Records from a dataset
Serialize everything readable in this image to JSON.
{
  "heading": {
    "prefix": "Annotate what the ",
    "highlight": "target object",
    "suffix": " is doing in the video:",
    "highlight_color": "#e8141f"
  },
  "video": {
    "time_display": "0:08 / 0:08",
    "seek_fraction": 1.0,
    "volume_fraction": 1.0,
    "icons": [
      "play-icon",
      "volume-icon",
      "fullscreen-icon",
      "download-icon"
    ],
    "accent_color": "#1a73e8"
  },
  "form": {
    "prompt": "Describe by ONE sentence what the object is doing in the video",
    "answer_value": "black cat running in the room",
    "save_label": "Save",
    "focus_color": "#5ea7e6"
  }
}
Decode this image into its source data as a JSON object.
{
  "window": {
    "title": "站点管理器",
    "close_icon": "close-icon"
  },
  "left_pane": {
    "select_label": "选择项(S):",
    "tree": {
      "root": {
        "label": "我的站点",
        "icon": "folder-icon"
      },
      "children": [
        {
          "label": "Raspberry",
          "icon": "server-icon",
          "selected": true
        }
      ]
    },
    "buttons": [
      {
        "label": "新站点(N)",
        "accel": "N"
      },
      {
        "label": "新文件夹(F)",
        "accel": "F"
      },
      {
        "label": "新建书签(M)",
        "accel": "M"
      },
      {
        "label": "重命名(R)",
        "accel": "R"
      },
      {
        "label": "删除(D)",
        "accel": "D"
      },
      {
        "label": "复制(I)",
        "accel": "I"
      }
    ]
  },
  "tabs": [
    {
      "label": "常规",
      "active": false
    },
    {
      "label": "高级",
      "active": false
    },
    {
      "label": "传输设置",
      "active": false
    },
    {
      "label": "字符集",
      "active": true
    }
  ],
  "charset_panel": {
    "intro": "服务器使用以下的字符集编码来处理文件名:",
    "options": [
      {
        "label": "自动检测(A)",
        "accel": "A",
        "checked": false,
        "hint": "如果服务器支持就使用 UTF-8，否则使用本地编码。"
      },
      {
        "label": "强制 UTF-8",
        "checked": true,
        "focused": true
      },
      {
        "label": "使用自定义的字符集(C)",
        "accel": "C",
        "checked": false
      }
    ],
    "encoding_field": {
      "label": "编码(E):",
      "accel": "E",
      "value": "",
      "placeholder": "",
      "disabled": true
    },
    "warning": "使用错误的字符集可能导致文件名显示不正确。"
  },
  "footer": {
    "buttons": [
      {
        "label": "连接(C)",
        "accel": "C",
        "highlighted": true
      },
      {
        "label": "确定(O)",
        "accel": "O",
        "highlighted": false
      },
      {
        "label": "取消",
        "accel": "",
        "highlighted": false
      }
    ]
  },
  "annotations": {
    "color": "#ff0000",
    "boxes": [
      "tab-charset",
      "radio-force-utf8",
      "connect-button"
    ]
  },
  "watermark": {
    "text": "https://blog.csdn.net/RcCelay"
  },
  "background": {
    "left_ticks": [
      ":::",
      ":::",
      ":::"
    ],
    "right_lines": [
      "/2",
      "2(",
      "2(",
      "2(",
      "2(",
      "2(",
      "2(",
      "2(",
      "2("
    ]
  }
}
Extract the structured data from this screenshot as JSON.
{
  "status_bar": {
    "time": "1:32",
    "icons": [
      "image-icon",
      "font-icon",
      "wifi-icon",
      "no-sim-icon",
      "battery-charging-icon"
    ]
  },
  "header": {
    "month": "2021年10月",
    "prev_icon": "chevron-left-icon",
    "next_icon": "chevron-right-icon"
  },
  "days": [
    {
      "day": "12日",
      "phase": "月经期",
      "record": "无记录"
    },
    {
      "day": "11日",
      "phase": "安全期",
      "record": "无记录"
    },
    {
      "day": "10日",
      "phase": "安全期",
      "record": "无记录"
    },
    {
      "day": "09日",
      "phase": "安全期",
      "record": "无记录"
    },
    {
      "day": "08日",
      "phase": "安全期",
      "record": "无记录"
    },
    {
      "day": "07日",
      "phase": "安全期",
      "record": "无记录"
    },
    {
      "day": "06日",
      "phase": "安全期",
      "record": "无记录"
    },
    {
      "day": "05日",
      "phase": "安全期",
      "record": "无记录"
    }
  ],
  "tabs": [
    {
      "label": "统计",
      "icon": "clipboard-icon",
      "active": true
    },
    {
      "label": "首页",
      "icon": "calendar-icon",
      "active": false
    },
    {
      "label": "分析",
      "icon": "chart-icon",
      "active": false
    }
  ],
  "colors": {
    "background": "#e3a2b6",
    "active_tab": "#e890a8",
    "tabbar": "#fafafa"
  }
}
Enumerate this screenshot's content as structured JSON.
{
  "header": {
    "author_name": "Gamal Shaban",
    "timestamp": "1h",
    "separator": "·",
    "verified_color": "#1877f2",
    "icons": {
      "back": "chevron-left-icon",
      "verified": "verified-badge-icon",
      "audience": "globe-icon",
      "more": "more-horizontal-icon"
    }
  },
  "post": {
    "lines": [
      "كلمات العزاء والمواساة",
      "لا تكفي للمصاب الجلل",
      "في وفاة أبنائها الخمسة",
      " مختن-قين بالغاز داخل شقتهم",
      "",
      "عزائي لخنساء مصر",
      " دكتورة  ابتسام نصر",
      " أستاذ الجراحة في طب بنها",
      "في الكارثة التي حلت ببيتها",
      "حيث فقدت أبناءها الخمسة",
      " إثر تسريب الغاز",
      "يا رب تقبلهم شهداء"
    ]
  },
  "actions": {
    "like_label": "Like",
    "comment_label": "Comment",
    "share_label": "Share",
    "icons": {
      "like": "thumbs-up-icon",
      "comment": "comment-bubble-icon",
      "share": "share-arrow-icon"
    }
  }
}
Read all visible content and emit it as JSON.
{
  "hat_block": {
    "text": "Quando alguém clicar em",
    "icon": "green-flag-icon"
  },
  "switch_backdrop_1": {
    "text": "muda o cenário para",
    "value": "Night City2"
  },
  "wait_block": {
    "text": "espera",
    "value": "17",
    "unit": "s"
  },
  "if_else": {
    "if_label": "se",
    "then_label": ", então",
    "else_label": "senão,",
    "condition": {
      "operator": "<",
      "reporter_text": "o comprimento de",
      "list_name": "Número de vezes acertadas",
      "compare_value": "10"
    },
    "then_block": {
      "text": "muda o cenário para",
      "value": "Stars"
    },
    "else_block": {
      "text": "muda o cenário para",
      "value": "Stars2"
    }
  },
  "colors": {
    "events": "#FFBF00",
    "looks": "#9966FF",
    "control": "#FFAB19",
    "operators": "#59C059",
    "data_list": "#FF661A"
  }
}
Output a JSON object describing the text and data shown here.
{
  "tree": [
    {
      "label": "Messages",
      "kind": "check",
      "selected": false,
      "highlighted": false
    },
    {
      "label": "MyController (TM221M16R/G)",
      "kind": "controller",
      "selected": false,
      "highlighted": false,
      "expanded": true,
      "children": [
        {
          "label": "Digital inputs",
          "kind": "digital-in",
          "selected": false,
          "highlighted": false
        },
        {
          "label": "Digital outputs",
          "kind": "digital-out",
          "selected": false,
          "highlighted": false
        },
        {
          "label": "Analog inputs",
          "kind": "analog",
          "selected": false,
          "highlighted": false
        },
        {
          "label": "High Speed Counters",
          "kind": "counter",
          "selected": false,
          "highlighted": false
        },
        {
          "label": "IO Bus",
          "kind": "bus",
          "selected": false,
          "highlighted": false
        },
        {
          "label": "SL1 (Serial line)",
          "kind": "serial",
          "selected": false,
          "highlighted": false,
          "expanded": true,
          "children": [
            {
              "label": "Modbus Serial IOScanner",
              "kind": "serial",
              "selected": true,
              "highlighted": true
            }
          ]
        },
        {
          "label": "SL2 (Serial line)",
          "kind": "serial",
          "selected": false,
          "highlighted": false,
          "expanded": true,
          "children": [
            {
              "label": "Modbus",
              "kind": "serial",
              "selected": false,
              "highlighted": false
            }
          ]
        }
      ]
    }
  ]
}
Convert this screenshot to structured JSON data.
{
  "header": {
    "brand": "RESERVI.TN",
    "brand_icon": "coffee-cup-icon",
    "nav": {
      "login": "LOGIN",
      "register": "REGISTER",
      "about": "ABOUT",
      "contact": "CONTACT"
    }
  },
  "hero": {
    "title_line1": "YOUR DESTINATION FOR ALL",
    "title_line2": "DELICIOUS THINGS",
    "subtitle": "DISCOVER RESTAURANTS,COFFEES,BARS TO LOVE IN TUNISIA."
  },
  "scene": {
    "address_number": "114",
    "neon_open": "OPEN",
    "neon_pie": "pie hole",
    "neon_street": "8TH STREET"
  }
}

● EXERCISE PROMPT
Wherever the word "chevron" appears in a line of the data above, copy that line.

● RESPONSE TO THE EXERCISE
    "prev_icon": "chevron-left-icon",
    "next_icon": "chevron-right-icon"
      "back": "chevron-left-icon",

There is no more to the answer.